Your reply should be the records below, duplicated exactly, with any picture removed.

##### DATASET EXTRACT #####

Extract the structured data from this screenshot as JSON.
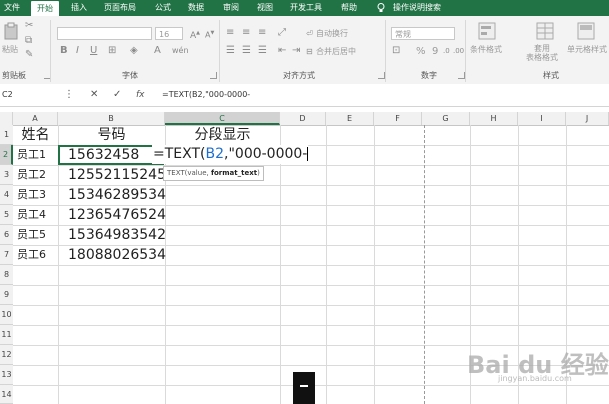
{
  "menubar": {
    "items": [
      "文件",
      "开始",
      "插入",
      "页面布局",
      "公式",
      "数据",
      "审阅",
      "视图",
      "开发工具",
      "帮助",
      "操作说明搜索"
    ]
  },
  "ribbon": {
    "paste_label": "粘贴",
    "clipboard_label": "剪贴板",
    "font_label": "字体",
    "font_size": "16",
    "align_label": "对齐方式",
    "wrap_text": "自动换行",
    "merge_center": "合并后居中",
    "number_label": "数字",
    "number_format": "常规",
    "percent_symbol": "%",
    "comma_symbol": "9",
    "styles_label": "样式",
    "conditional_format": "条件格式",
    "table_format": "套用\n表格格式",
    "cell_styles": "单元格样式"
  },
  "formula_bar": {
    "name_box": "C2",
    "cancel_icon": "✕",
    "enter_icon": "✓",
    "fx_label": "fx",
    "formula": "=TEXT(B2,\"000-0000-"
  },
  "columns": [
    "A",
    "B",
    "C",
    "D",
    "E",
    "F",
    "G",
    "H",
    "I",
    "J"
  ],
  "rows": [
    "1",
    "2",
    "3",
    "4",
    "5",
    "6",
    "7",
    "8",
    "9",
    "10",
    "11",
    "12",
    "13",
    "14"
  ],
  "sheet": {
    "header": {
      "a": "姓名",
      "b": "号码",
      "c": "分段显示"
    },
    "data": [
      {
        "a": "员工1",
        "b": "15632458"
      },
      {
        "a": "员工2",
        "b": "12552115245"
      },
      {
        "a": "员工3",
        "b": "15346289534"
      },
      {
        "a": "员工4",
        "b": "12365476524"
      },
      {
        "a": "员工5",
        "b": "15364983542"
      },
      {
        "a": "员工6",
        "b": "18088026534"
      }
    ],
    "edit_prefix": "=TEXT(",
    "edit_ref": "B2",
    "edit_suffix": ",\"000-0000-",
    "tooltip_func": "TEXT(value, ",
    "tooltip_arg": "format_text",
    "tooltip_close": ")"
  },
  "watermark": {
    "main": "Bai du 经验",
    "sub": "jingyan.baidu.com"
  },
  "colors": {
    "excel_green": "#217346",
    "ref_blue": "#1f6fd1"
  }
}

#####

▶ **TASK ANSWER**
Extract the structured data from this screenshot as JSON.
{
  "menubar": {
    "items": [
      "文件",
      "开始",
      "插入",
      "页面布局",
      "公式",
      "数据",
      "审阅",
      "视图",
      "开发工具",
      "帮助",
      "操作说明搜索"
    ]
  },
  "ribbon": {
    "paste_label": "粘贴",
    "clipboard_label": "剪贴板",
    "font_label": "字体",
    "font_size": "16",
    "align_label": "对齐方式",
    "wrap_text": "自动换行",
    "merge_center": "合并后居中",
    "number_label": "数字",
    "number_format": "常规",
    "percent_symbol": "%",
    "comma_symbol": "9",
    "styles_label": "样式",
    "conditional_format": "条件格式",
    "table_format": "套用\n表格格式",
    "cell_styles": "单元格样式"
  },
  "formula_bar": {
    "name_box": "C2",
    "cancel_icon": "✕",
    "enter_icon": "✓",
    "fx_label": "fx",
    "formula": "=TEXT(B2,\"000-0000-"
  },
  "columns": [
    "A",
    "B",
    "C",
    "D",
    "E",
    "F",
    "G",
    "H",
    "I",
    "J"
  ],
  "rows": [
    "1",
    "2",
    "3",
    "4",
    "5",
    "6",
    "7",
    "8",
    "9",
    "10",
    "11",
    "12",
    "13",
    "14"
  ],
  "sheet": {
    "header": {
      "a": "姓名",
      "b": "号码",
      "c": "分段显示"
    },
    "data": [
      {
        "a": "员工1",
        "b": "15632458"
      },
      {
        "a": "员工2",
        "b": "12552115245"
      },
      {
        "a": "员工3",
        "b": "15346289534"
      },
      {
        "a": "员工4",
        "b": "12365476524"
      },
      {
        "a": "员工5",
        "b": "15364983542"
      },
      {
        "a": "员工6",
        "b": "18088026534"
      }
    ],
    "edit_prefix": "=TEXT(",
    "edit_ref": "B2",
    "edit_suffix": ",\"000-0000-",
    "tooltip_func": "TEXT(value, ",
    "tooltip_arg": "format_text",
    "tooltip_close": ")"
  },
  "watermark": {
    "main": "Bai du 经验",
    "sub": "jingyan.baidu.com"
  },
  "colors": {
    "excel_green": "#217346",
    "ref_blue": "#1f6fd1"
  }
}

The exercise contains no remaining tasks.